As office workers switch to remote work en masse, information technology (IT) leaders are doing the heavy lifting to improve employee and customer experience. Vijay Iyer, Head - Employee & Customer Experience Specialists, leads a team of Employee & Customer Experience Specialists at Salesforce. He shares what we can learn from IT leaders who are proving very good at keeping teams and customers connected.
Six months ago, Chief Information Officers said one of their biggest challenges to the improvement of employee experience was ‘IT is treated like a support function instead of a business partner’.
What a difference six months makes.
It would be very difficult to find an organisation today that does not consider IT a core enabler of success. In an entirely new and, by necessity, immensely flexible work environment, all stakeholders require trust in the fact that their data is being encrypted, that they have access to the right information, and that they can access the information needed to do their work from anywhere and at any time.
IT leaders and their teams have had to pivot quickly to meet specific and urgent needs. The simple act of onboarding and training a new employee, at their home instead of in a centralised office, takes on an entirely new level of difficulty, for example.
The shape of IT teams has become fluid. Team members have been redistributed to cope with constantly changing demands.
IT departments have also become at least partly responsible for the emotional wellbeing of staff. Some staff have been separated from their families. Others were forced to return early from their honeymoon. Some have been unable to come back into where they’re primarily based. Every individual – whether they have faced one of those situations or not – has felt uncomfortable and uncertain at different points in this process.
The work of a IT leader and their team – whether an app, a chat platform, expanded virtual private network capabilities – enables a sense of belonging and security that helps people cope during difficult times. While everyone is experiencing this current climate ‘storm’, we are all in different boats. The purpose of IT leaders has changed dramatically, and we’re hearing some spectacular stories from their endeavours.

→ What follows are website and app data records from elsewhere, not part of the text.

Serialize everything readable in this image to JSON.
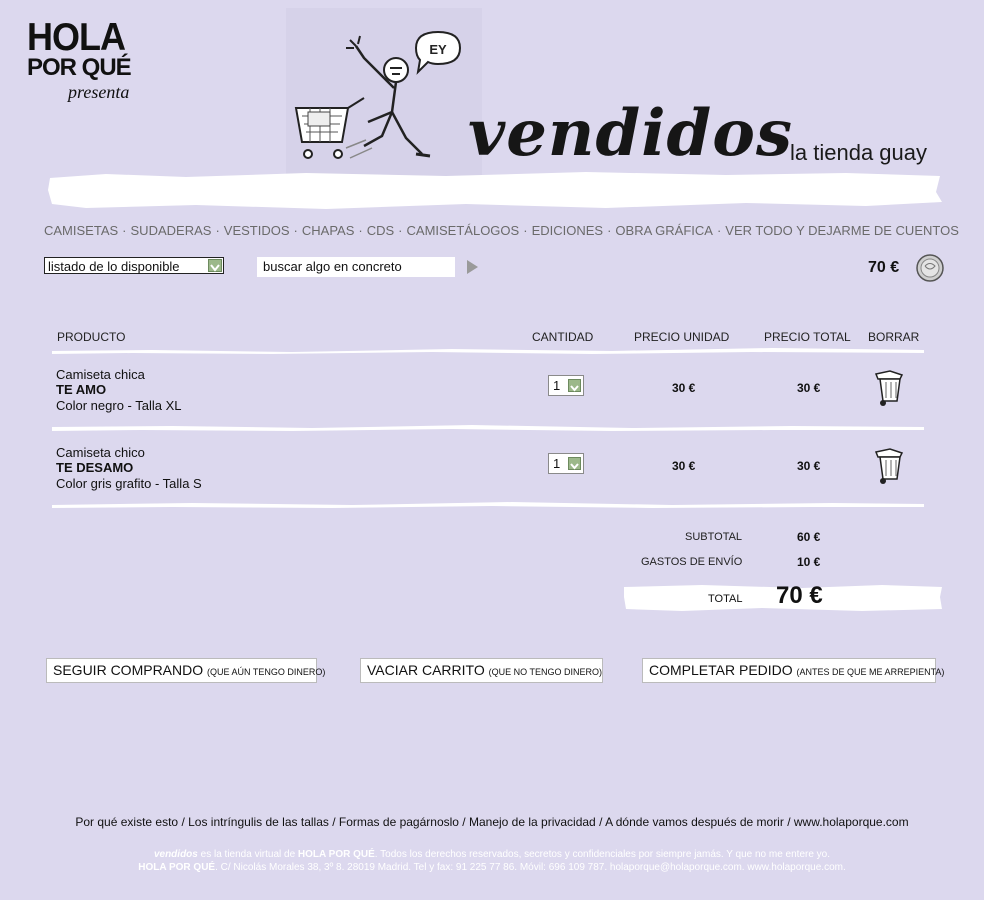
{
  "logo": {
    "line1": "HOLA",
    "line2": "POR QUÉ",
    "line3": "presenta"
  },
  "illustration": {
    "speech": "EY"
  },
  "brand": {
    "title": "vendidos",
    "subtitle": "la tienda guay"
  },
  "nav": [
    "CAMISETAS",
    "SUDADERAS",
    "VESTIDOS",
    "CHAPAS",
    "CDS",
    "CAMISETÁLOGOS",
    "EDICIONES",
    "OBRA GRÁFICA",
    "VER TODO Y DEJARME DE CUENTOS"
  ],
  "nav_separator": "·",
  "controls": {
    "select_value": "listado de lo disponible",
    "search_value": "buscar algo en concreto",
    "cart_total": "70 €"
  },
  "table": {
    "headers": {
      "product": "PRODUCTO",
      "quantity": "CANTIDAD",
      "unit_price": "PRECIO UNIDAD",
      "total_price": "PRECIO TOTAL",
      "delete": "BORRAR"
    },
    "rows": [
      {
        "line1": "Camiseta chica",
        "line2": "TE AMO",
        "line3": "Color negro - Talla XL",
        "qty": "1",
        "unit": "30 €",
        "total": "30 €"
      },
      {
        "line1": "Camiseta chico",
        "line2": "TE DESAMO",
        "line3": "Color gris grafito - Talla S",
        "qty": "1",
        "unit": "30 €",
        "total": "30 €"
      }
    ]
  },
  "summary": {
    "subtotal_label": "SUBTOTAL",
    "subtotal": "60 €",
    "shipping_label": "GASTOS DE ENVÍO",
    "shipping": "10 €",
    "total_label": "TOTAL",
    "total": "70 €"
  },
  "actions": {
    "continue": {
      "main": "SEGUIR COMPRANDO",
      "small": "(QUE AÚN TENGO DINERO)"
    },
    "empty": {
      "main": "VACIAR CARRITO",
      "small": "(QUE NO TENGO DINERO)"
    },
    "checkout": {
      "main": "COMPLETAR PEDIDO",
      "small": "(ANTES DE QUE ME ARREPIENTA)"
    }
  },
  "footer": {
    "links": [
      "Por qué existe esto",
      "Los intríngulis de las tallas",
      "Formas de pagárnoslo",
      "Manejo de la privacidad",
      "A dónde vamos después de morir",
      "www.holaporque.com"
    ],
    "legal1_brand": "vendidos",
    "legal1_mid": " es la tienda virtual de ",
    "legal1_name": "HOLA POR QUÉ",
    "legal1_rest": ". Todos los derechos reservados, secretos y confidenciales por siempre jamás. Y que no me entere yo.",
    "legal2_name": "HOLA POR QUÉ",
    "legal2_rest": ". C/ Nicolás Morales 38, 3º 8. 28019 Madrid. Tel y fax: 91 225 77 86. Móvil: 696 109 787. holaporque@holaporque.com. www.holaporque.com."
  },
  "colors": {
    "background": "#dcd8ee",
    "accent_green": "#9cb88a",
    "nav_gray": "#6a6a6a"
  }
}
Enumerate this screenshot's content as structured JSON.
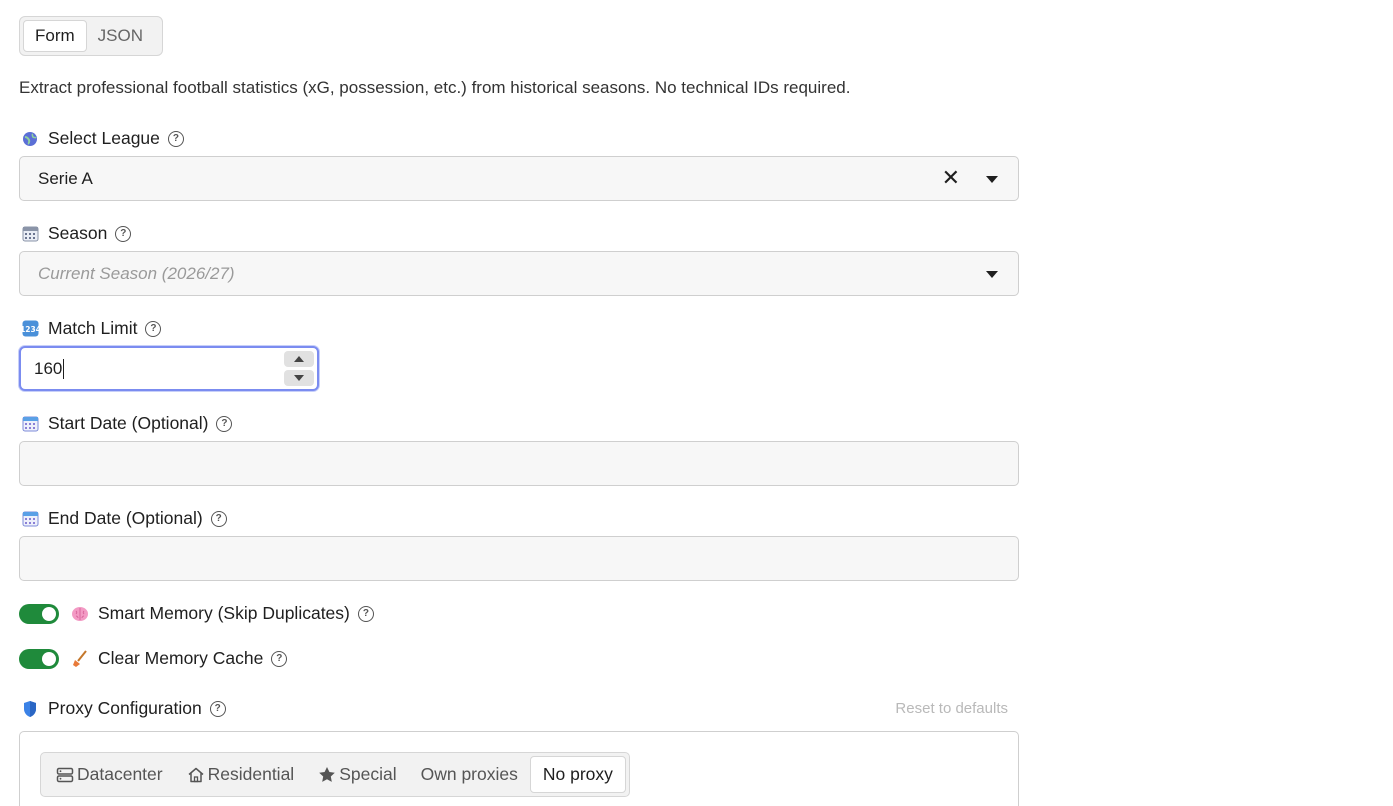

Two examples of IT leaders who helped their companies to provide excellent employee and customer services come to mind:
Maxicare is the top health maintenance organisation in the Philippines. When COVID-19 struck, Maxicare’s first priority was to take care of their employees and ensure that they could safely continue to work.
According to Sylvia Stolk, Chief Digital & Transformation Officer, Maxicare’s employees had to transition from working at Maxicare facilities to working from home. Maxicare set up a “Maxicare WoW (Ways of Working)” microsite that helped employees with adapting to working from home. The microsite had learning materials on how to set up home networks, access systems, and leverage user productivity tools for collaboration. Maxicare also used Service Cloud to orchestrate services and ensure continuity of care.
Maxicare’s transition to remote work was successful and as a result, Maxicare was able to provide uninterrupted care to its members.
Headquartered in Singapore, SingEx is a leading meetings, incentives, conferences and exhibitions (MICE) company partnering businesses on customer-insight driven audience engagement solutions. It is also a venue operator and manages Singapore EXPO & MAX Atria, Singapore’s largest purpose-built MICE venue.
During the COVID-19 pandemic, SingEx repurposed Singapore EXPO & MAX Atria into a temporary community care facility for recovering COVID-19 patients. In view of the scale of operations and the need to urgently align multiple parties on site for rapid response times, SingEx used Service Cloud and Community Cloud to set up a digital command centre. This gave a single view of the facility’s operational requirements such as internet services and waste management.
SingEx used Service Cloud to manage onsite providers and agencies, including the facility’s managing agent, medical groups, security services, and infrastructure agencies. These onsite providers and agencies were also enabled to use the digital command centre.
Rizwan Hazarika, Chief Digital Officer, said that after SingEx’s success with Service Cloud and Community Cloud, the company is now looking into how else Salesforce can complement its current efforts to transform and recalibrate internal work processes. The next challenge: Strengthening core capabilities for a digital-first world.
Every organisation is unique in its operations, meaning every IT leader must set priorities before deciding where and how resources must be distributed.
At Salesforce, we created a COVID-19 Customer Response Hub and quickly addressed three priorities:
All three platforms relied heavily on the IT team and offered unique challenges, as well as exciting new opportunities, to the technology team.
I’d expect the complexity of the tasks, as well as the combination of challenge and opportunity, to be no different in any other organisation.
We’re seeing the role of the IT leader changing day by day. Those changes are not going to stop any time soon. So what are the essentials? Where must IT leaders focus? A helpful framework is the ‘three Rs’.
Finally, we must lead with empathy and trust. If IT leaders lead their businesses to a better place and ensure stakeholders feel safe and protected along the way – if they offer a parachute at a time that many stakeholders feel they are falling – imagine the bond that will be formed. The IT leader role has never been more important for building trust and providing security.
To learn more about the relationship between technology and employee engagement, download the APAC Employee Engagement Report.
This post originally appeared on the A.U.-version of the Salesforce blog.